What you need to do -> A single number is the expected answer: the count of lines in the listing that hold the word "отчётов".

Recorded data ->
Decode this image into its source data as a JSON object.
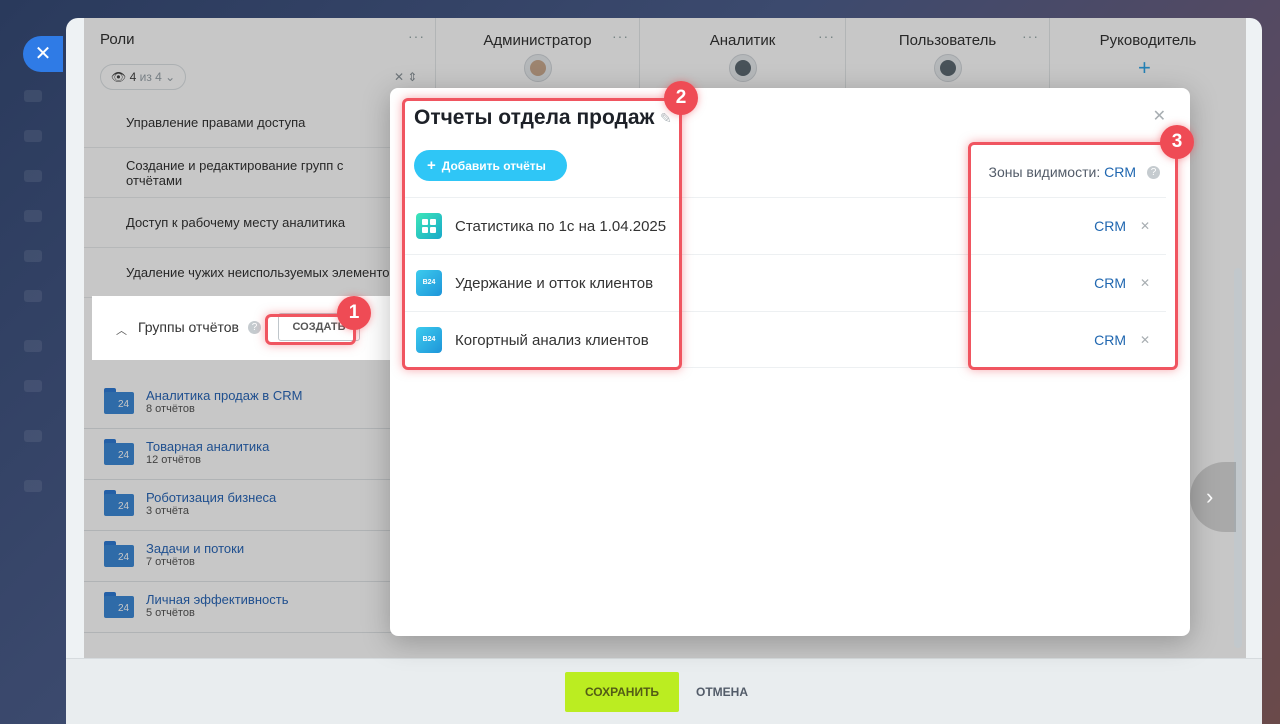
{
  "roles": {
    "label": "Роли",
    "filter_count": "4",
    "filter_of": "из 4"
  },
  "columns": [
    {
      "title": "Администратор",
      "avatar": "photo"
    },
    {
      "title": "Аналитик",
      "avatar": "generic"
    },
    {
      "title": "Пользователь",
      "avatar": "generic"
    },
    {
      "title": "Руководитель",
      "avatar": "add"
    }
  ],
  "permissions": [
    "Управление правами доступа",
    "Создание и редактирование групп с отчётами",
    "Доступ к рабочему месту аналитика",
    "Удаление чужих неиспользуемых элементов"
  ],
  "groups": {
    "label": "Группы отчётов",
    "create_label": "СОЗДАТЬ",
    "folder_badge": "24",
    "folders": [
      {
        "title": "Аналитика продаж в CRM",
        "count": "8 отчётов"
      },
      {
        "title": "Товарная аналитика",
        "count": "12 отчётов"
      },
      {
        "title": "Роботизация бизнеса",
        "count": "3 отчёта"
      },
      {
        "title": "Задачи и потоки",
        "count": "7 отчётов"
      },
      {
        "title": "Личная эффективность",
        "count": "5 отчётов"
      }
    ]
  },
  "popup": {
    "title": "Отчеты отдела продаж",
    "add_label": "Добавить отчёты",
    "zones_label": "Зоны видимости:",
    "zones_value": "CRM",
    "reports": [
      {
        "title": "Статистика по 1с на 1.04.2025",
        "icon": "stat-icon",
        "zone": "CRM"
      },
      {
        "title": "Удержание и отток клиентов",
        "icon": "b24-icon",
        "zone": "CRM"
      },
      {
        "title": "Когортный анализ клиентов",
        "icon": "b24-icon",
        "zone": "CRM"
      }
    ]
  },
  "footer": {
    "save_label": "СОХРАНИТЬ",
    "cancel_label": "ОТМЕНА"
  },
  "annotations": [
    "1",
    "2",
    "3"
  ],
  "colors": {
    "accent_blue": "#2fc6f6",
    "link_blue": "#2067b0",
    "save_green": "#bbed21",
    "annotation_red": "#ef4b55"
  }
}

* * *

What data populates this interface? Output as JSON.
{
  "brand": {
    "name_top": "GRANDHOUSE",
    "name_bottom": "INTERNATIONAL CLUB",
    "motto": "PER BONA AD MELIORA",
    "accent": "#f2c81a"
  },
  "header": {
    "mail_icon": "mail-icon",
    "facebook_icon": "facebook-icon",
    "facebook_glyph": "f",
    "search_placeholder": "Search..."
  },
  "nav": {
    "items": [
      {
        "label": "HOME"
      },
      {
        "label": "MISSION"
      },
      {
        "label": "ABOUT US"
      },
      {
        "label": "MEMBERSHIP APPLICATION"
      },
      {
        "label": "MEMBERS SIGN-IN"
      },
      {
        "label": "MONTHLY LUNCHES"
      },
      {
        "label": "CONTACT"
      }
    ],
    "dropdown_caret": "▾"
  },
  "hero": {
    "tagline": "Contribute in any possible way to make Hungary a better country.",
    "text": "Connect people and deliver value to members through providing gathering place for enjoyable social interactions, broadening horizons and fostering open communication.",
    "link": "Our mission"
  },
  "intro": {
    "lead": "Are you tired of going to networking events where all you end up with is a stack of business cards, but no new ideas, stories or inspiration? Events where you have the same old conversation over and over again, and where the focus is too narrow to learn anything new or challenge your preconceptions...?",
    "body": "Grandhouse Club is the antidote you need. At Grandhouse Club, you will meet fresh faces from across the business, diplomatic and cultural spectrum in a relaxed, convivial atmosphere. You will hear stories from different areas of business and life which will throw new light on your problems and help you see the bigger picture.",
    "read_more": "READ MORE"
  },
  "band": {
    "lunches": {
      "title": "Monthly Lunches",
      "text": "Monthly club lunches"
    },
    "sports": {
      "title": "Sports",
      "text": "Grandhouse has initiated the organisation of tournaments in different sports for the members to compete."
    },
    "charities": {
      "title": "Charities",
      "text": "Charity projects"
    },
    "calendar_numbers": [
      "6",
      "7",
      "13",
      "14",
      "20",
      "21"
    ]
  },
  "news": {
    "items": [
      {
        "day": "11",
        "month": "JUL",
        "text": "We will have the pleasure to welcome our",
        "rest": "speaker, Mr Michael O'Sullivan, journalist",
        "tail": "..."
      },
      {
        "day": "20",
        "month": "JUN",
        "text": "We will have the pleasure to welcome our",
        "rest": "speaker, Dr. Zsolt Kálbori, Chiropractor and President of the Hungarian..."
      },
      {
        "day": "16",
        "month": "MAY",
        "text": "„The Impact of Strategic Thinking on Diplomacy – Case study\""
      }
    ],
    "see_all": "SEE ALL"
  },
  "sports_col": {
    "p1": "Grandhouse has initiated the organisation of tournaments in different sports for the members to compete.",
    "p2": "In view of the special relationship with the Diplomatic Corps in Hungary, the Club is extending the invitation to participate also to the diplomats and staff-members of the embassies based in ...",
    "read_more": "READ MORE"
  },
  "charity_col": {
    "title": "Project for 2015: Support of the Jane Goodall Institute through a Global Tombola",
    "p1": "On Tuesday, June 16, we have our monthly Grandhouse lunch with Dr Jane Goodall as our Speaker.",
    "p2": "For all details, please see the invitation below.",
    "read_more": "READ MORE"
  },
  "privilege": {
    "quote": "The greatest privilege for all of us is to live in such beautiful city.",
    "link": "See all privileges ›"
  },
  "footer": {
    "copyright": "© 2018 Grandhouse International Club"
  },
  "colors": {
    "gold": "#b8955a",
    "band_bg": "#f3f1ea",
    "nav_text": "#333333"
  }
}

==

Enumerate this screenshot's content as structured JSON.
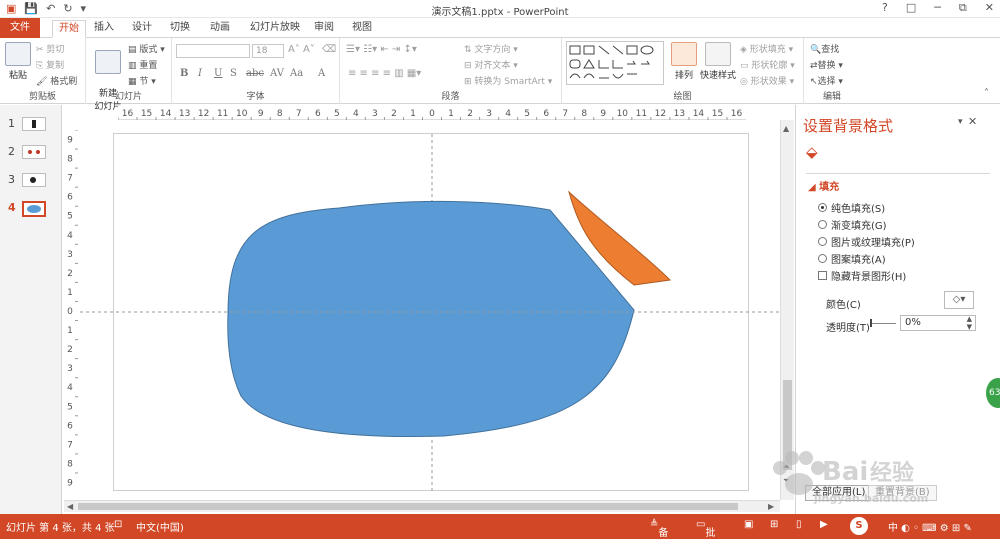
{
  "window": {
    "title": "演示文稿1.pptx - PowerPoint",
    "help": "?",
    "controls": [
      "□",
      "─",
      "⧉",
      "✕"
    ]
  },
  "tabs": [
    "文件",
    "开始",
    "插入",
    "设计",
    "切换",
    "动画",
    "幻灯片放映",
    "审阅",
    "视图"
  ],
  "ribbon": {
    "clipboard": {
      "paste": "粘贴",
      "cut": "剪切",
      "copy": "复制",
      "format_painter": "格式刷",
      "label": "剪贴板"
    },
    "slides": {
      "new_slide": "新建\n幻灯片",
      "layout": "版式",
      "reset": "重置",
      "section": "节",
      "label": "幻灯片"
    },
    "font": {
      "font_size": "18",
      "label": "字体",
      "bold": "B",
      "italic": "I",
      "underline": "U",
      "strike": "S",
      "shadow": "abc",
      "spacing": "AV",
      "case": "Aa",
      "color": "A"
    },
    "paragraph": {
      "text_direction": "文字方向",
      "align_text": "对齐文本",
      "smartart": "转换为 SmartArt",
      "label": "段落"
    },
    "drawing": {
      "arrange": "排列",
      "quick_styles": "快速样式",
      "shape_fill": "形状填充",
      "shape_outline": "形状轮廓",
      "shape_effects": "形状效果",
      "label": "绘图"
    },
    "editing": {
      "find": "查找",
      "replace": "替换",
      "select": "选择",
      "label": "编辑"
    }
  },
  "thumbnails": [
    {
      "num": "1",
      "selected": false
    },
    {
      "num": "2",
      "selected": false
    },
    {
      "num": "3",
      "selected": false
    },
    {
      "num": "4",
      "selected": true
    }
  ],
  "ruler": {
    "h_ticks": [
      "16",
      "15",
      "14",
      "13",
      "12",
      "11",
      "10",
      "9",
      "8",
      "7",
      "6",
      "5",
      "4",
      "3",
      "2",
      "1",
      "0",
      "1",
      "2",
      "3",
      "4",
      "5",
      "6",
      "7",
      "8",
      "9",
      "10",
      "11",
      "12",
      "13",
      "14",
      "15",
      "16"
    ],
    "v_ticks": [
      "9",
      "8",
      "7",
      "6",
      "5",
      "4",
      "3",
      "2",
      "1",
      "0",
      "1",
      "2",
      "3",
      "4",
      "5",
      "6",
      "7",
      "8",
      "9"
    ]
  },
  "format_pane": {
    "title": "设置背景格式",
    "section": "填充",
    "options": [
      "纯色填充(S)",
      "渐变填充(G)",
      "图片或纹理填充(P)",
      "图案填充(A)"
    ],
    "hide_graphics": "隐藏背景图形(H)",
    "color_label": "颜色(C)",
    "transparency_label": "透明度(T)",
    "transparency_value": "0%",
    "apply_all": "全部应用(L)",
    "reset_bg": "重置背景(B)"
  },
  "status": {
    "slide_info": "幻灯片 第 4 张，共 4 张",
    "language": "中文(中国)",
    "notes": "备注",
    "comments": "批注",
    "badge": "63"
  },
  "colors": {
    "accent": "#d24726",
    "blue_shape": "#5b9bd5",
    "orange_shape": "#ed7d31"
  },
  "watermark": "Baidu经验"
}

Your solution -> 5